• **TASK**: Repeat everything in the data exactly except images.

─── MATERIAL PROVIDED ───

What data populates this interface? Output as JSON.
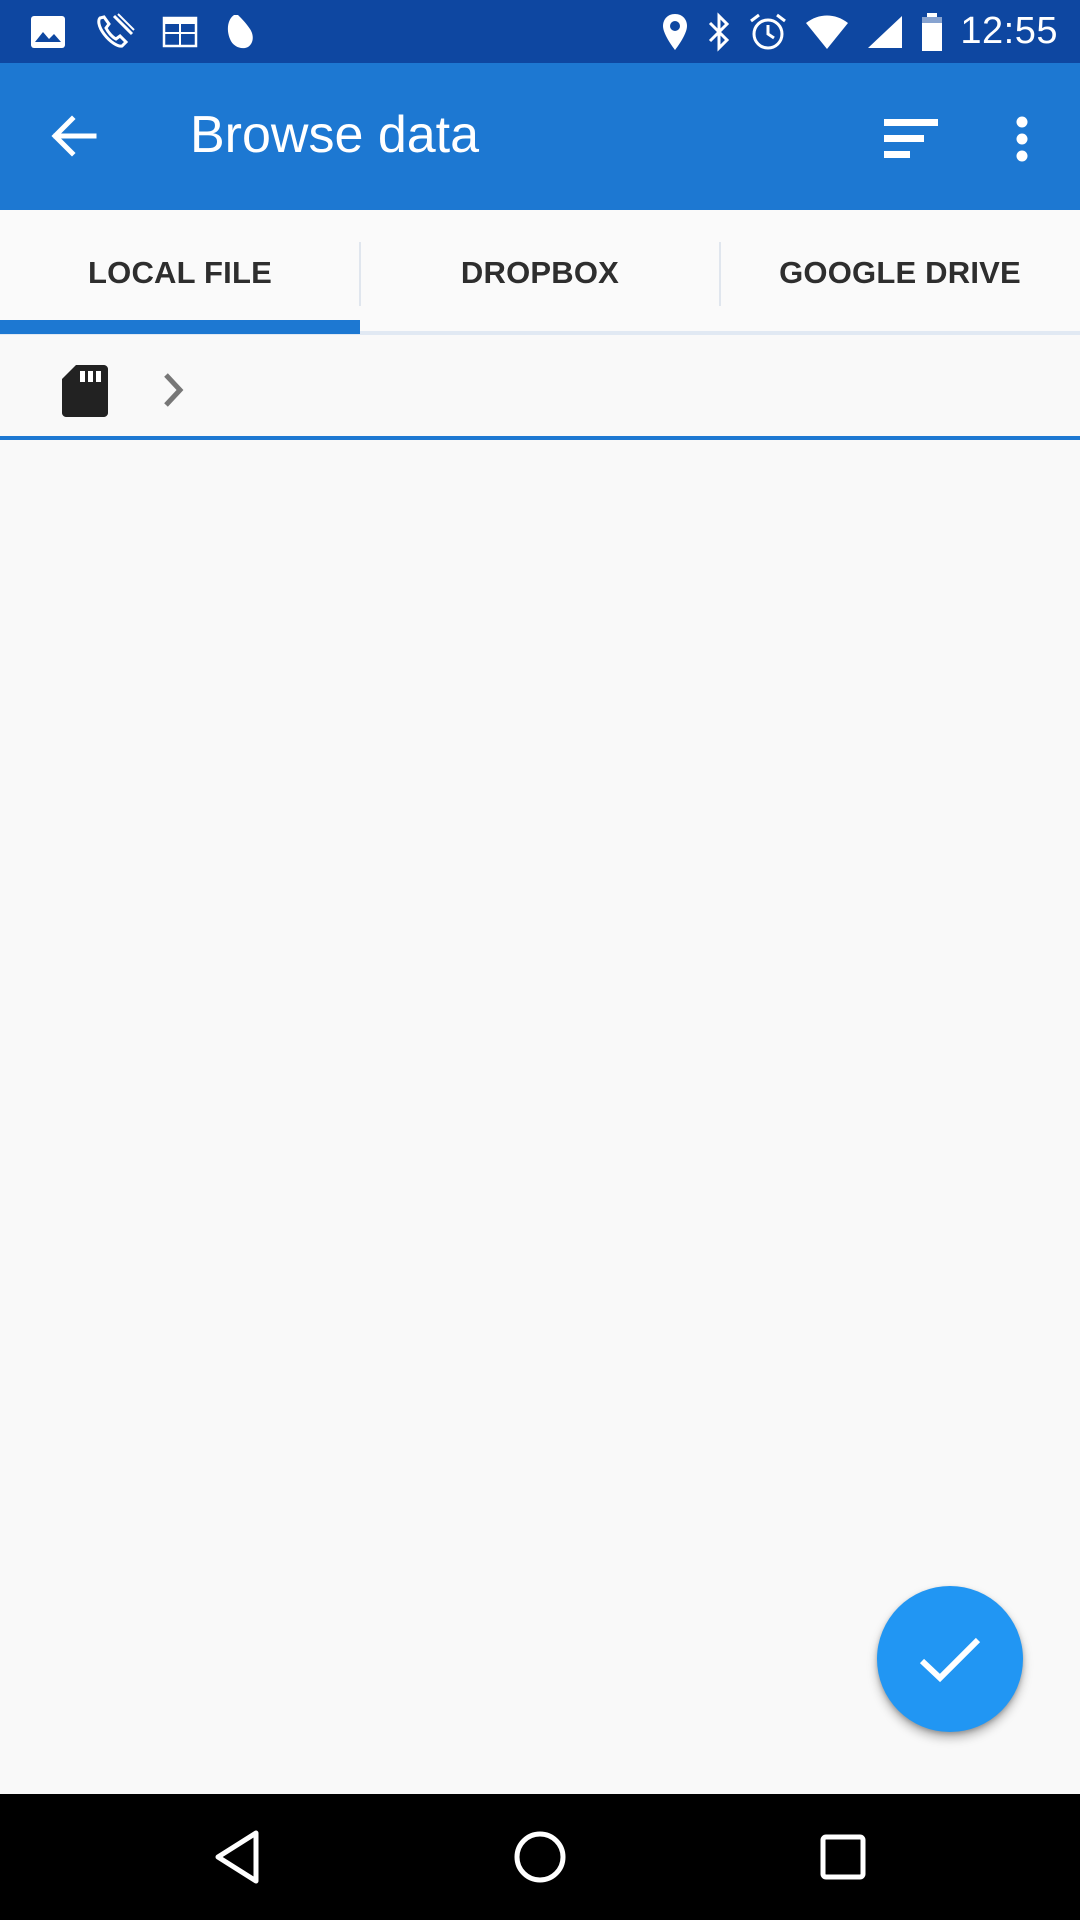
{
  "status_bar": {
    "time": "12:55",
    "left_icons": [
      "image-icon",
      "phone-icon",
      "calendar-icon",
      "leaf-icon"
    ],
    "right_icons": [
      "location-icon",
      "bluetooth-icon",
      "alarm-icon",
      "wifi-icon",
      "signal-icon",
      "battery-icon"
    ]
  },
  "app_bar": {
    "title": "Browse data",
    "back_icon": "arrow-back-icon",
    "sort_icon": "sort-icon",
    "more_icon": "more-vert-icon"
  },
  "tabs": [
    {
      "label": "LOCAL FILE",
      "selected": true
    },
    {
      "label": "DROPBOX",
      "selected": false
    },
    {
      "label": "GOOGLE DRIVE",
      "selected": false
    }
  ],
  "path_bar": {
    "root_icon": "sd-card-icon",
    "separator_icon": "chevron-right-icon"
  },
  "fab": {
    "icon": "check-icon"
  },
  "nav_bar": {
    "icons": [
      "nav-back-icon",
      "nav-home-icon",
      "nav-recents-icon"
    ]
  },
  "colors": {
    "status_bar": "#0e47a1",
    "primary": "#1d78d2",
    "fab": "#2196f3",
    "background": "#f9f9f9"
  }
}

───

• **FINISHED EXERCISE**:
What data populates this interface? Output as JSON.
{
  "status_bar": {
    "time": "12:55",
    "left_icons": [
      "image-icon",
      "phone-icon",
      "calendar-icon",
      "leaf-icon"
    ],
    "right_icons": [
      "location-icon",
      "bluetooth-icon",
      "alarm-icon",
      "wifi-icon",
      "signal-icon",
      "battery-icon"
    ]
  },
  "app_bar": {
    "title": "Browse data",
    "back_icon": "arrow-back-icon",
    "sort_icon": "sort-icon",
    "more_icon": "more-vert-icon"
  },
  "tabs": [
    {
      "label": "LOCAL FILE",
      "selected": true
    },
    {
      "label": "DROPBOX",
      "selected": false
    },
    {
      "label": "GOOGLE DRIVE",
      "selected": false
    }
  ],
  "path_bar": {
    "root_icon": "sd-card-icon",
    "separator_icon": "chevron-right-icon"
  },
  "fab": {
    "icon": "check-icon"
  },
  "nav_bar": {
    "icons": [
      "nav-back-icon",
      "nav-home-icon",
      "nav-recents-icon"
    ]
  },
  "colors": {
    "status_bar": "#0e47a1",
    "primary": "#1d78d2",
    "fab": "#2196f3",
    "background": "#f9f9f9"
  }
}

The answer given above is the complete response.